__Required action__: The whole listing must be printed again without any alteration.

__Entries shown__:

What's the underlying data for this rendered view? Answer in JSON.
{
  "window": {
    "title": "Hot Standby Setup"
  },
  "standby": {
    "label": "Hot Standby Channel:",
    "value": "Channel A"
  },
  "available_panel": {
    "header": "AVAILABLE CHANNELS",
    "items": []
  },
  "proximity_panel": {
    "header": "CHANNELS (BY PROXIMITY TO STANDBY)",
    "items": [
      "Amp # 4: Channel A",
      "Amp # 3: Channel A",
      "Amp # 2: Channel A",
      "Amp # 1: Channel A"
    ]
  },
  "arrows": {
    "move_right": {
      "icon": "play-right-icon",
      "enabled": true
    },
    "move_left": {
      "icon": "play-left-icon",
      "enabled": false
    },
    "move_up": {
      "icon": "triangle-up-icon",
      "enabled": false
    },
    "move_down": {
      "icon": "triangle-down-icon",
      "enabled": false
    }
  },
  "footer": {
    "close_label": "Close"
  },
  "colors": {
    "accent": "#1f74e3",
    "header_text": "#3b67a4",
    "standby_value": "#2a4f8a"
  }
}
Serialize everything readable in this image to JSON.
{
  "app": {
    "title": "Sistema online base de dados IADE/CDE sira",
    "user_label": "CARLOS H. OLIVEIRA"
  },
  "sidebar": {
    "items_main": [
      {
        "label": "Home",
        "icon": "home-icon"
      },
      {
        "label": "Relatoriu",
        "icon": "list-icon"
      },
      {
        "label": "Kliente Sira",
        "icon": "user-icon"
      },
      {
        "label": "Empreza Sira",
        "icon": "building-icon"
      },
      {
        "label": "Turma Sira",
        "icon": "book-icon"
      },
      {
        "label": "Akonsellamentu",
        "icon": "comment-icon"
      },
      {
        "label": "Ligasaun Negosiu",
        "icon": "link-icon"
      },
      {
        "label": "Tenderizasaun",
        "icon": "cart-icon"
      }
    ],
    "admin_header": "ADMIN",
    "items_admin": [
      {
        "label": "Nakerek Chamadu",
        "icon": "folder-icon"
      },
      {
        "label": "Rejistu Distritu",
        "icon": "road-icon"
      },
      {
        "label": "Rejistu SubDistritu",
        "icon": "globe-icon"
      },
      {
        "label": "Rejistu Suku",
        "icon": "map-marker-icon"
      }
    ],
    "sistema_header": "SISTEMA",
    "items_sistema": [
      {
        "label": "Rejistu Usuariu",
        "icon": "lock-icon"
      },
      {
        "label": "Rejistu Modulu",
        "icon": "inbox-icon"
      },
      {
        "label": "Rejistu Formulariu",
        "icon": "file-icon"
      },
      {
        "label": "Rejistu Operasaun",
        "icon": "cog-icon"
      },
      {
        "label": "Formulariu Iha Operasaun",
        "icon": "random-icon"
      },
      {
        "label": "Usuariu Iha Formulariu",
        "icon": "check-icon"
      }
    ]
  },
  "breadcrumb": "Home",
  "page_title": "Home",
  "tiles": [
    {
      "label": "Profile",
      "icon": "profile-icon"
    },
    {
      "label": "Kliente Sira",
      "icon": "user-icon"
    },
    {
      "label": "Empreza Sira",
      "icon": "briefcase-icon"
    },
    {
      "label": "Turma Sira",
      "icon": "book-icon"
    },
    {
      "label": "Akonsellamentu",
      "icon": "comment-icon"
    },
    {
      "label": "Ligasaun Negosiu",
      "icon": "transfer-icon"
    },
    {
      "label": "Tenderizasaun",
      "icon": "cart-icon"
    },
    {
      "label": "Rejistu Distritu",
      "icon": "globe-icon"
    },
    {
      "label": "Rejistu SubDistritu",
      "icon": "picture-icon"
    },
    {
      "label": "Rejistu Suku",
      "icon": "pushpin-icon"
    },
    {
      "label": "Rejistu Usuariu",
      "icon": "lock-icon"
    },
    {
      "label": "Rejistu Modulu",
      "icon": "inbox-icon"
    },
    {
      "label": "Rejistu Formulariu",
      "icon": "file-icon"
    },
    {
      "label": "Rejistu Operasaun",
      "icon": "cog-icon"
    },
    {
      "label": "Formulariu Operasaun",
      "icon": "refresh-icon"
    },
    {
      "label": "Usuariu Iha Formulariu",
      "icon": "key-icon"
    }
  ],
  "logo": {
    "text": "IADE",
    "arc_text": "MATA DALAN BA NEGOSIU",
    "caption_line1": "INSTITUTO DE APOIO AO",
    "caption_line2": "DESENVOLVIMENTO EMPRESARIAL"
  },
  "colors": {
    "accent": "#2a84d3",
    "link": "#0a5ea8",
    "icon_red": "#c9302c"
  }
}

__Written solution__:
What's the underlying data for this rendered view? Answer in JSON.
{
  "window": {
    "title": "Hot Standby Setup"
  },
  "standby": {
    "label": "Hot Standby Channel:",
    "value": "Channel A"
  },
  "available_panel": {
    "header": "AVAILABLE CHANNELS",
    "items": []
  },
  "proximity_panel": {
    "header": "CHANNELS (BY PROXIMITY TO STANDBY)",
    "items": [
      "Amp # 4: Channel A",
      "Amp # 3: Channel A",
      "Amp # 2: Channel A",
      "Amp # 1: Channel A"
    ]
  },
  "arrows": {
    "move_right": {
      "icon": "play-right-icon",
      "enabled": true
    },
    "move_left": {
      "icon": "play-left-icon",
      "enabled": false
    },
    "move_up": {
      "icon": "triangle-up-icon",
      "enabled": false
    },
    "move_down": {
      "icon": "triangle-down-icon",
      "enabled": false
    }
  },
  "footer": {
    "close_label": "Close"
  },
  "colors": {
    "accent": "#1f74e3",
    "header_text": "#3b67a4",
    "standby_value": "#2a4f8a"
  }
}
Serialize everything readable in this image to JSON.
{
  "app": {
    "title": "Sistema online base de dados IADE/CDE sira",
    "user_label": "CARLOS H. OLIVEIRA"
  },
  "sidebar": {
    "items_main": [
      {
        "label": "Home",
        "icon": "home-icon"
      },
      {
        "label": "Relatoriu",
        "icon": "list-icon"
      },
      {
        "label": "Kliente Sira",
        "icon": "user-icon"
      },
      {
        "label": "Empreza Sira",
        "icon": "building-icon"
      },
      {
        "label": "Turma Sira",
        "icon": "book-icon"
      },
      {
        "label": "Akonsellamentu",
        "icon": "comment-icon"
      },
      {
        "label": "Ligasaun Negosiu",
        "icon": "link-icon"
      },
      {
        "label": "Tenderizasaun",
        "icon": "cart-icon"
      }
    ],
    "admin_header": "ADMIN",
    "items_admin": [
      {
        "label": "Nakerek Chamadu",
        "icon": "folder-icon"
      },
      {
        "label": "Rejistu Distritu",
        "icon": "road-icon"
      },
      {
        "label": "Rejistu SubDistritu",
        "icon": "globe-icon"
      },
      {
        "label": "Rejistu Suku",
        "icon": "map-marker-icon"
      }
    ],
    "sistema_header": "SISTEMA",
    "items_sistema": [
      {
        "label": "Rejistu Usuariu",
        "icon": "lock-icon"
      },
      {
        "label": "Rejistu Modulu",
        "icon": "inbox-icon"
      },
      {
        "label": "Rejistu Formulariu",
        "icon": "file-icon"
      },
      {
        "label": "Rejistu Operasaun",
        "icon": "cog-icon"
      },
      {
        "label": "Formulariu Iha Operasaun",
        "icon": "random-icon"
      },
      {
        "label": "Usuariu Iha Formulariu",
        "icon": "check-icon"
      }
    ]
  },
  "breadcrumb": "Home",
  "page_title": "Home",
  "tiles": [
    {
      "label": "Profile",
      "icon": "profile-icon"
    },
    {
      "label": "Kliente Sira",
      "icon": "user-icon"
    },
    {
      "label": "Empreza Sira",
      "icon": "briefcase-icon"
    },
    {
      "label": "Turma Sira",
      "icon": "book-icon"
    },
    {
      "label": "Akonsellamentu",
      "icon": "comment-icon"
    },
    {
      "label": "Ligasaun Negosiu",
      "icon": "transfer-icon"
    },
    {
      "label": "Tenderizasaun",
      "icon": "cart-icon"
    },
    {
      "label": "Rejistu Distritu",
      "icon": "globe-icon"
    },
    {
      "label": "Rejistu SubDistritu",
      "icon": "picture-icon"
    },
    {
      "label": "Rejistu Suku",
      "icon": "pushpin-icon"
    },
    {
      "label": "Rejistu Usuariu",
      "icon": "lock-icon"
    },
    {
      "label": "Rejistu Modulu",
      "icon": "inbox-icon"
    },
    {
      "label": "Rejistu Formulariu",
      "icon": "file-icon"
    },
    {
      "label": "Rejistu Operasaun",
      "icon": "cog-icon"
    },
    {
      "label": "Formulariu Operasaun",
      "icon": "refresh-icon"
    },
    {
      "label": "Usuariu Iha Formulariu",
      "icon": "key-icon"
    }
  ],
  "logo": {
    "text": "IADE",
    "arc_text": "MATA DALAN BA NEGOSIU",
    "caption_line1": "INSTITUTO DE APOIO AO",
    "caption_line2": "DESENVOLVIMENTO EMPRESARIAL"
  },
  "colors": {
    "accent": "#2a84d3",
    "link": "#0a5ea8",
    "icon_red": "#c9302c"
  }
}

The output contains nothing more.